I fantasize about being able to call my mother and ask, “Did I do this, too?” after Judy does something particularly adorable, and I wish Judy had a grandmother to sweep in to take her to a fancy restaurant for a special birthday lunch. More realistically, I wonder whether my mom and I would even be on speaking terms if she were still alive. After all, we had quite a rocky time when we still lived in the same neighborhood. I will never know how—or even whether—we would interact with each other.
I am overwhelmed with love for my daughter, at times that feeling makes me breathless and teary-eyed, and I know in my heart of hearts that at one time my mother probably loved me that way too. I wish I could call her and ask her “What happened?” with regard to those years we didn’t speak, when she wouldn’t invite me over for dinner, when I couldn’t send her my high school graduation announcement. I want her to tell me what went wrong so I can avoid it with my own kid. But I guess I’ll have to figure this out for myself.
I worry because I have no role model for growing old. What will it be like to be 50 or 60—with no one to ask about it? I have no frame of reference for what an adult woman’s relationship with her mother can be like. I scrutinize my friends whose mothers are active parts of their lives, trying to figure out what they do we1l, and wondering if my daughter and I will be able to have some of it in 10 or 20 years. There seems to be so many things that we’re never taught are but nevertheless supposed to know—and I suspect that knowledge is supposed to come from a mother.
The reality of being a mom, even for a partnered woman with a close bond with her own mother, is that it’s hard. I long for concrete support, the assistance that might make the difference between a frazzled dash from early waking to late collapse into bed, versus a peaceful stroll through motherhood.

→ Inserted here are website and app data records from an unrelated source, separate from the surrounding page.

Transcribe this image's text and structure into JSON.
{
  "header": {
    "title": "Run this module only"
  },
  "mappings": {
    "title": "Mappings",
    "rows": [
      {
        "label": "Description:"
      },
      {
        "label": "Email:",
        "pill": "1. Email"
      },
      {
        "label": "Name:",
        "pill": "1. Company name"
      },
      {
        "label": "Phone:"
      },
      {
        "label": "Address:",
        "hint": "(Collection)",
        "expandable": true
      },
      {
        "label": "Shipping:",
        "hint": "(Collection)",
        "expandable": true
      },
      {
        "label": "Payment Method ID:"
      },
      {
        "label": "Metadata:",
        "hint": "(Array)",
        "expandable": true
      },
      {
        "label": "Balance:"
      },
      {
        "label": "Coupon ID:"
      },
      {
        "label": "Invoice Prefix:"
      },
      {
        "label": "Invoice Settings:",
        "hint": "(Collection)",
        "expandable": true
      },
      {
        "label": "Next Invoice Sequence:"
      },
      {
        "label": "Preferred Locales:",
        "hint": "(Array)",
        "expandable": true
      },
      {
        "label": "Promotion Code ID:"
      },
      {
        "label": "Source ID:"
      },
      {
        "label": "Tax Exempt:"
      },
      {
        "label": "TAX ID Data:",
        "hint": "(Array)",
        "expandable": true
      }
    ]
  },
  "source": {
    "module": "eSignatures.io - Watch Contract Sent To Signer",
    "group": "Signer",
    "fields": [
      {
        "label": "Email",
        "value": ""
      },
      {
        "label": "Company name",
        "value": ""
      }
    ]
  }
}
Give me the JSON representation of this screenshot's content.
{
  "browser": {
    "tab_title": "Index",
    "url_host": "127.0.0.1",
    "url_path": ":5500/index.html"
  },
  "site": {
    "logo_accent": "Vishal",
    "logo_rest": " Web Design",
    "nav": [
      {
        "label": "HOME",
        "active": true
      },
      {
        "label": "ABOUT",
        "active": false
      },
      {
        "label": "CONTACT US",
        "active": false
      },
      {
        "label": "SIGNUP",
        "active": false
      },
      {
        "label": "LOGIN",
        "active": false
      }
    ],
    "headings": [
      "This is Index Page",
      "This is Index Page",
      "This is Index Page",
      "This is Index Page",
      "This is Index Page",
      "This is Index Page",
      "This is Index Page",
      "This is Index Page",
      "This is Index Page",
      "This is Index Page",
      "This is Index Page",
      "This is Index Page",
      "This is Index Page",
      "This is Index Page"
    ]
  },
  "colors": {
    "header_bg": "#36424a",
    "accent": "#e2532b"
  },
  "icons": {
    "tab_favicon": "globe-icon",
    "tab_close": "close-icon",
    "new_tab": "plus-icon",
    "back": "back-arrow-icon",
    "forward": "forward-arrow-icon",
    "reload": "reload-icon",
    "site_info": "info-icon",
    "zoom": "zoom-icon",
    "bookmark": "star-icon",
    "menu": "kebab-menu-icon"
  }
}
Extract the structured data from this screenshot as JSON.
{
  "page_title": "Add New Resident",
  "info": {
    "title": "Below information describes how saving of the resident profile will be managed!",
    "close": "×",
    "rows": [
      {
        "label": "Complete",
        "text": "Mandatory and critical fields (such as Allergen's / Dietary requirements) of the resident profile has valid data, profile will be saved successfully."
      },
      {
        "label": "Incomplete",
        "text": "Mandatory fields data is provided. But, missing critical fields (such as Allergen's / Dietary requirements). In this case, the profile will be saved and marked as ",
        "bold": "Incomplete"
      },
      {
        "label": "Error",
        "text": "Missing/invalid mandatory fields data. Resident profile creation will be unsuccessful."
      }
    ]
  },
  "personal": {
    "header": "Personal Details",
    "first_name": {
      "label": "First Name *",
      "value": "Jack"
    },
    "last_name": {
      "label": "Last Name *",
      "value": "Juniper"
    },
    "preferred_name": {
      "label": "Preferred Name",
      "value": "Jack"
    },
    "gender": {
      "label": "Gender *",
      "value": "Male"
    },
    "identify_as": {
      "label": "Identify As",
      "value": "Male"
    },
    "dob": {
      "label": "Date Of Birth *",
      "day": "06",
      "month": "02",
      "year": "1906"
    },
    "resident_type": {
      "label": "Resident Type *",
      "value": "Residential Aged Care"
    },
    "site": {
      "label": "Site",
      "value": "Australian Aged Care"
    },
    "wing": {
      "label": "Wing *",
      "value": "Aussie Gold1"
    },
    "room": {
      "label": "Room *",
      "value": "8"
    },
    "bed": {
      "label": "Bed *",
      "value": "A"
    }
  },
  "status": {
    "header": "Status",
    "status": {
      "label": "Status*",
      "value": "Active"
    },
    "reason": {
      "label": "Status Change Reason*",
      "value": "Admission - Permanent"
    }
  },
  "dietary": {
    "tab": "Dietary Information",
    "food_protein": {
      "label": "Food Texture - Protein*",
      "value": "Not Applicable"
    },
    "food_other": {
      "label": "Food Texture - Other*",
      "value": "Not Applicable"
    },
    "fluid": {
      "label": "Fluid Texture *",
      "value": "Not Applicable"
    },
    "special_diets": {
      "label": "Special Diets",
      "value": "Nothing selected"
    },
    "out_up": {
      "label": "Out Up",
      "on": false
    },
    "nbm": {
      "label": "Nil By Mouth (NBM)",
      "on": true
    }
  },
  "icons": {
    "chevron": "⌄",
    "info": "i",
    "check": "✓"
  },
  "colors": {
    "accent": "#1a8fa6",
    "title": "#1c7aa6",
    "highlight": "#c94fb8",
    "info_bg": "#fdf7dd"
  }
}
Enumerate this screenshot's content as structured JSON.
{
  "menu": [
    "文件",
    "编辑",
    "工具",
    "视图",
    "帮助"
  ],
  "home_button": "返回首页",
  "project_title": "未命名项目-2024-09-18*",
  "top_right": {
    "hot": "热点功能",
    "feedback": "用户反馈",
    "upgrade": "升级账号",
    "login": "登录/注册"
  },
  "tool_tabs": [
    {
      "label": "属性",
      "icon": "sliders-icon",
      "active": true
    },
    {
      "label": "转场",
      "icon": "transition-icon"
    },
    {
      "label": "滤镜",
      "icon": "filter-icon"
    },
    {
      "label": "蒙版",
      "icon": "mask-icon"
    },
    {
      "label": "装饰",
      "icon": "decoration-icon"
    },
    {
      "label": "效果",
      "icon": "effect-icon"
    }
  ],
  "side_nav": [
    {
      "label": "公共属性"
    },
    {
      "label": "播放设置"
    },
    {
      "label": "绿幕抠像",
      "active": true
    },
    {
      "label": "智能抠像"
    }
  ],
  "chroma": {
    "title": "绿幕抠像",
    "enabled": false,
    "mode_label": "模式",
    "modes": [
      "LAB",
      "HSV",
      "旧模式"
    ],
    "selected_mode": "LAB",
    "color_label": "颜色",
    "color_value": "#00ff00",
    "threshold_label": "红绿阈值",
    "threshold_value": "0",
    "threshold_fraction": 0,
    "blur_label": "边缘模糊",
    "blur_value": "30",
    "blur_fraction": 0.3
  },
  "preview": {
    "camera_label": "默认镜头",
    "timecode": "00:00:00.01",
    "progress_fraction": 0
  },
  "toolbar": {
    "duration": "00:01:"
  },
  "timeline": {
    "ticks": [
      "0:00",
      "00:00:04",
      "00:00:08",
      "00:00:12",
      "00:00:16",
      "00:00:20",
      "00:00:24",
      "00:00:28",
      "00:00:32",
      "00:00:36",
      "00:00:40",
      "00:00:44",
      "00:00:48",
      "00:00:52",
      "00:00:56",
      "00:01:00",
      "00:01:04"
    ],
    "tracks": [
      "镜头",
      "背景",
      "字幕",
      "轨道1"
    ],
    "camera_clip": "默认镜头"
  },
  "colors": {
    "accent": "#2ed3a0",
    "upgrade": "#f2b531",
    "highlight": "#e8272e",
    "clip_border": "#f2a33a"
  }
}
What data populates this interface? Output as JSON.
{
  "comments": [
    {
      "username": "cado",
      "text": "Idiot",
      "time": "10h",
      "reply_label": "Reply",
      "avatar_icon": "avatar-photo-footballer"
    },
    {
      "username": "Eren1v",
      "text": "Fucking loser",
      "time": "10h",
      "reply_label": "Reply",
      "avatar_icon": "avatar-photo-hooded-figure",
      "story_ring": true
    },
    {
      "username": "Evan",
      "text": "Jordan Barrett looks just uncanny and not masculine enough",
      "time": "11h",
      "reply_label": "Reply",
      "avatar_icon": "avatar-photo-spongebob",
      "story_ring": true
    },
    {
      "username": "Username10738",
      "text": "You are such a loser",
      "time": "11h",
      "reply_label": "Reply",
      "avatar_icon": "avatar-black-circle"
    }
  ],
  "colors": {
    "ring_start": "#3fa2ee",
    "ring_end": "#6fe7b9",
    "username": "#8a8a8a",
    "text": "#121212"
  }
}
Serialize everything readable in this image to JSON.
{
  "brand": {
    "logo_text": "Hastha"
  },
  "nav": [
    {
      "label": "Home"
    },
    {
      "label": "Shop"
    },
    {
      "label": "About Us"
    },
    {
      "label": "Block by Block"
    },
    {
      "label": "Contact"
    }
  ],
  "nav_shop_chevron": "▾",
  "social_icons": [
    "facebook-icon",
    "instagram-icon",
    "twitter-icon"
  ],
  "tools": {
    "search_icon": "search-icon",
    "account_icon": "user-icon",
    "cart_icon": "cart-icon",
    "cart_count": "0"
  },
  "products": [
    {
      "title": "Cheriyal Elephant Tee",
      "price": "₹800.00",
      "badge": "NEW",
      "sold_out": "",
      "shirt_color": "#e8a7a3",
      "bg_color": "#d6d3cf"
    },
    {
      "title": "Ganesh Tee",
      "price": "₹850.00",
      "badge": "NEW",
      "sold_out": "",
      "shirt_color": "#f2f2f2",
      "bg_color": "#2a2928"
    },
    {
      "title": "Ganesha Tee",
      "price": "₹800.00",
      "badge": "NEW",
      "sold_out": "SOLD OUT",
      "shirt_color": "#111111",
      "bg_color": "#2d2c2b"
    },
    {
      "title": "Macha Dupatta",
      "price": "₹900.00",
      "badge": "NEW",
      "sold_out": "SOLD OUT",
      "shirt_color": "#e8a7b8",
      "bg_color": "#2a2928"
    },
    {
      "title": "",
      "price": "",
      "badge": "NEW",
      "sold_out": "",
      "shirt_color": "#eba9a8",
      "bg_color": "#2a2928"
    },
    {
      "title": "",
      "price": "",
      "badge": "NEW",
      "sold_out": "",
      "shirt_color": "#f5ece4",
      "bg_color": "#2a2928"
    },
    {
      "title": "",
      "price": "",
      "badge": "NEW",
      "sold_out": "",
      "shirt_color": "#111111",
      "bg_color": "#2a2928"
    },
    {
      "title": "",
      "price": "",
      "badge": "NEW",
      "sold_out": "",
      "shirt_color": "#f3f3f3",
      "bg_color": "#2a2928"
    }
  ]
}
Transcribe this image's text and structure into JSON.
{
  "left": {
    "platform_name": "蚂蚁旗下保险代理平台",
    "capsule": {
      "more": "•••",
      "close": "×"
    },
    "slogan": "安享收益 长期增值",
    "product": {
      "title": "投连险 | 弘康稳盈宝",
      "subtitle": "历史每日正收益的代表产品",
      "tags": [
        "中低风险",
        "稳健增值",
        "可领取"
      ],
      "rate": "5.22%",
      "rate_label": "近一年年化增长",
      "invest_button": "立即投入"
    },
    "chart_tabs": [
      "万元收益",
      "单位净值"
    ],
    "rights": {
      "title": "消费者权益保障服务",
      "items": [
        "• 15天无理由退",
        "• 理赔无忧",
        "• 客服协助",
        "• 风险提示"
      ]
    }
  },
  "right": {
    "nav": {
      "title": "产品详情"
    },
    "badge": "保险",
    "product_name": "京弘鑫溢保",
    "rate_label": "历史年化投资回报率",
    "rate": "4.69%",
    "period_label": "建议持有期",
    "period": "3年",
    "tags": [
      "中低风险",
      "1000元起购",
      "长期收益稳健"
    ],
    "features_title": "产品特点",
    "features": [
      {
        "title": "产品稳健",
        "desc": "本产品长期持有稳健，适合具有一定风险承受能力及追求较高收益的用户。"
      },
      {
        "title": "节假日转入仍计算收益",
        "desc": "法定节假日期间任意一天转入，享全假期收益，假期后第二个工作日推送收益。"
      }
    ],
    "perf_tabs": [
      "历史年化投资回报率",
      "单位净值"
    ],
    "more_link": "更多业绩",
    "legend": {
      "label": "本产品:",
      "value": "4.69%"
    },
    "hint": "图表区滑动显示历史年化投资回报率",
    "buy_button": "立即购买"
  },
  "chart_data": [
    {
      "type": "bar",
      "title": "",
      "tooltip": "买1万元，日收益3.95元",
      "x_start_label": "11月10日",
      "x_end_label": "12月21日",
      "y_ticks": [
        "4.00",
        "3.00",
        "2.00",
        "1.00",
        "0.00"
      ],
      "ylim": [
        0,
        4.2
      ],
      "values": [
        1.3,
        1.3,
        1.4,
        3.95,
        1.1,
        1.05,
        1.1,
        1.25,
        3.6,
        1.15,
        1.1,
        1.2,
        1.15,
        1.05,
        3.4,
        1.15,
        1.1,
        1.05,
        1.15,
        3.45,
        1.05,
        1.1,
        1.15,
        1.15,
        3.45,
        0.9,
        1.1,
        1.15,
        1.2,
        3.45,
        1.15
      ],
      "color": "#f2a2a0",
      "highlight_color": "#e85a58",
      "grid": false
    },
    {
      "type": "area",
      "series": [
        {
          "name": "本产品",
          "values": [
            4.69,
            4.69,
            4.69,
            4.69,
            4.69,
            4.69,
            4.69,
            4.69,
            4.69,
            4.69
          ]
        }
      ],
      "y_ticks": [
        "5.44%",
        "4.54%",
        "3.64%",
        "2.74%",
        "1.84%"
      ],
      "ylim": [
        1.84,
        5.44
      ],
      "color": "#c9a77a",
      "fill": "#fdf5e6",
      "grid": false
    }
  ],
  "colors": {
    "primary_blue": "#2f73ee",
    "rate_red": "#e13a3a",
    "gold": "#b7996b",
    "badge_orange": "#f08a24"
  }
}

I long for the wisdom of someone who has already done this, has guidance to offer, someone to pitch in when I am overwhelmed, and who will loudly declare her love for me and my daughter—no matter what. I know I am wishing for the perfect mother…and she does not exist…but still…I wish anyway.
An SMC that I know has a close relationship with her mother. She knows she’s lucky to have another adult around, especially when one of the children is sick. She relies on her mother for guidance, assistance, and suggestions but mostly for emotional support. She values her mother’s wisdom and considers her mother a co-parent to her children. But this SMC has also noted that her mother can be critical and disrespectful to her, oftentimes in front of her own children. She wishes her mother would treat her less like a daughter and more like an equal.
Another SMC has deliberately done things quite differently from her own mother. They are close, but the SMC has to constantly remind her mother to watch her boundaries, warning, “We are doing it another way in my family, please respect my wishes and do it the way I choose.” Because of their disagreements, this SMC relies on her mother less than she otherwise might. But this grandmother and grandchild have a wonderful bond, and the SMC treasures their relationship. It helps me to hear about these wonderful and flawed mothers of my SMC sisters.
At the end of the day, I am who I am, and my daughter is who she is, and my mom died when I was 19. Those things are all linked. The fears and experiences I had as a younger woman helped to shape who I am as an older mom. How I am with my child has and will shape her into the person she will become. For better or worse, this is all Judy and I have. Everyone has people in their lives who help and people who don’t. We all have things we wish were so and things we wish weren’t so, as we pursue our dream of mothering our children in the best way we know how.